**PROBLEM DESCRIPTION**
Wherever the string "fuel" shows up in the data below, copy the whole line.

**PROVIDED DATA**
+++

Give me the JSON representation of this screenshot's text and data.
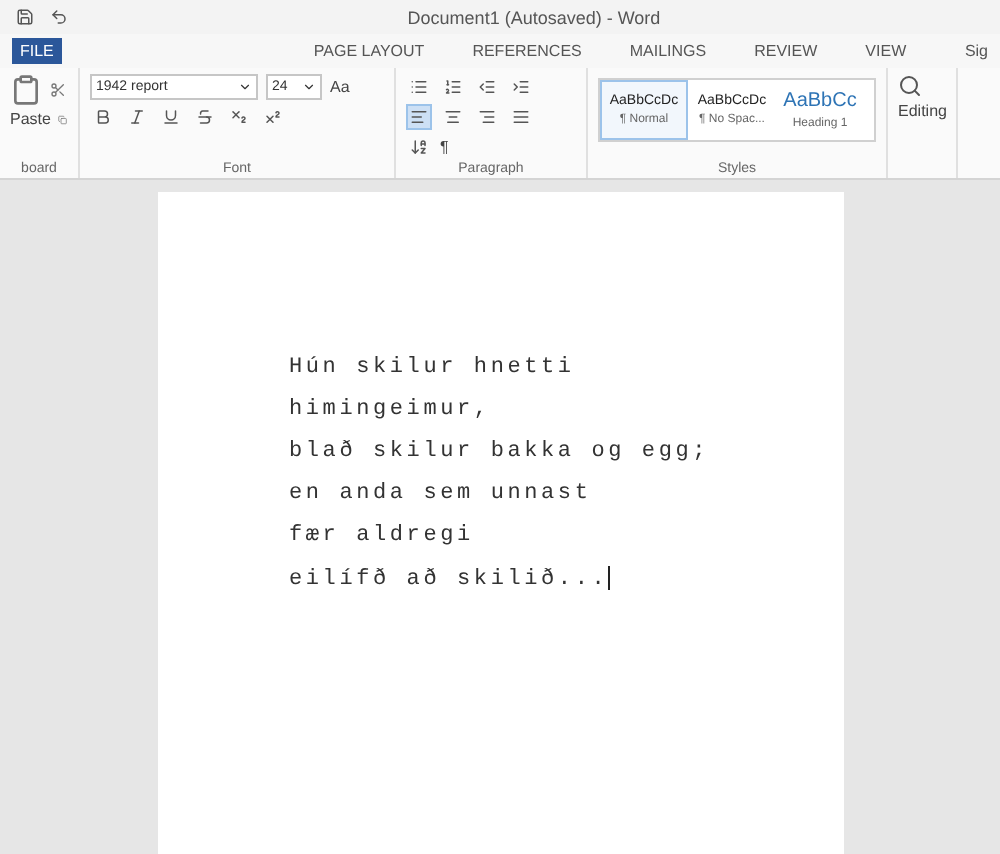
{
  "window": {
    "title": "Document1 (Autosaved) - Word",
    "account": "Sig"
  },
  "tabs": [
    {
      "label": "FILE",
      "kind": "file",
      "selected": false
    },
    {
      "label": "PAGE LAYOUT",
      "kind": "tab",
      "selected": false
    },
    {
      "label": "REFERENCES",
      "kind": "tab",
      "selected": false
    },
    {
      "label": "MAILINGS",
      "kind": "tab",
      "selected": false
    },
    {
      "label": "REVIEW",
      "kind": "tab",
      "selected": false
    },
    {
      "label": "VIEW",
      "kind": "tab",
      "selected": false
    }
  ],
  "clipboard": {
    "paste": "Paste",
    "label": "board"
  },
  "font": {
    "name": "1942 report",
    "size": "24",
    "case": "Aa",
    "label": "Font"
  },
  "paragraph": {
    "label": "Paragraph",
    "pilcrow": "¶",
    "alignments": [
      {
        "selected": true
      },
      {
        "selected": false
      },
      {
        "selected": false
      },
      {
        "selected": false
      }
    ]
  },
  "styles": {
    "label": "Styles",
    "items": [
      {
        "sample": "AaBbCcDc",
        "name": "¶ Normal",
        "kind": "body",
        "selected": true
      },
      {
        "sample": "AaBbCcDc",
        "name": "¶ No Spac...",
        "kind": "body",
        "selected": false
      },
      {
        "sample": "AaBbCc",
        "name": "Heading 1",
        "kind": "heading",
        "selected": false
      }
    ]
  },
  "editing": {
    "label": "Editing"
  },
  "document": {
    "lines": [
      "Hún skilur hnetti",
      "himingeimur,",
      "blað skilur bakka og egg;",
      "en anda sem unnast",
      "fær aldregi",
      "eilífð að skilið..."
    ]
  }
}
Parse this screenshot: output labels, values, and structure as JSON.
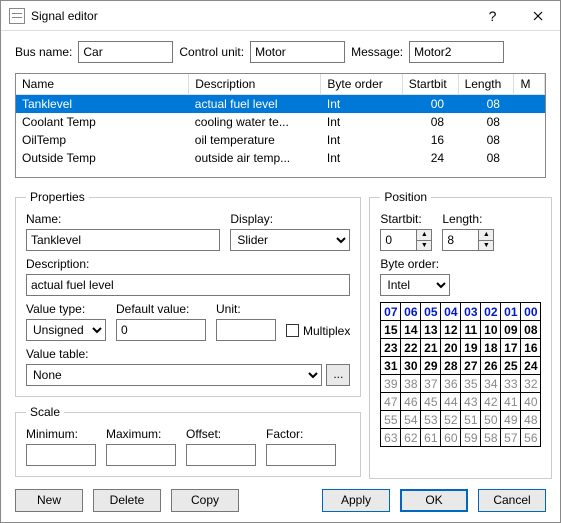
{
  "window": {
    "title": "Signal editor"
  },
  "top": {
    "bus_label": "Bus name:",
    "bus_value": "Car",
    "cu_label": "Control unit:",
    "cu_value": "Motor",
    "msg_label": "Message:",
    "msg_value": "Motor2"
  },
  "table": {
    "headers": {
      "name": "Name",
      "desc": "Description",
      "byteorder": "Byte order",
      "startbit": "Startbit",
      "length": "Length",
      "m": "M"
    },
    "rows": [
      {
        "name": "Tanklevel",
        "desc": "actual fuel level",
        "byteorder": "Int",
        "startbit": "00",
        "length": "08",
        "m": ""
      },
      {
        "name": "Coolant Temp",
        "desc": "cooling water te...",
        "byteorder": "Int",
        "startbit": "08",
        "length": "08",
        "m": ""
      },
      {
        "name": "OilTemp",
        "desc": "oil temperature",
        "byteorder": "Int",
        "startbit": "16",
        "length": "08",
        "m": ""
      },
      {
        "name": "Outside Temp",
        "desc": "outside air temp...",
        "byteorder": "Int",
        "startbit": "24",
        "length": "08",
        "m": ""
      }
    ],
    "selected_index": 0
  },
  "properties": {
    "legend": "Properties",
    "name_label": "Name:",
    "name_value": "Tanklevel",
    "display_label": "Display:",
    "display_value": "Slider",
    "desc_label": "Description:",
    "desc_value": "actual fuel level",
    "valuetype_label": "Value type:",
    "valuetype_value": "Unsigned",
    "default_label": "Default value:",
    "default_value": "0",
    "unit_label": "Unit:",
    "unit_value": "",
    "multiplex_label": "Multiplex",
    "valuetable_label": "Value table:",
    "valuetable_value": "None"
  },
  "scale": {
    "legend": "Scale",
    "min_label": "Minimum:",
    "min_value": "",
    "max_label": "Maximum:",
    "max_value": "",
    "offset_label": "Offset:",
    "offset_value": "",
    "factor_label": "Factor:",
    "factor_value": ""
  },
  "position": {
    "legend": "Position",
    "startbit_label": "Startbit:",
    "startbit_value": "0",
    "length_label": "Length:",
    "length_value": "8",
    "byteorder_label": "Byte order:",
    "byteorder_value": "Intel",
    "selected_bits": [
      0,
      1,
      2,
      3,
      4,
      5,
      6,
      7
    ],
    "active_row_max": 3
  },
  "buttons": {
    "new": "New",
    "delete": "Delete",
    "copy": "Copy",
    "apply": "Apply",
    "ok": "OK",
    "cancel": "Cancel"
  }
}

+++

**RESPONSE BELOW**
        "desc": "actual fuel level",
    "desc_value": "actual fuel level",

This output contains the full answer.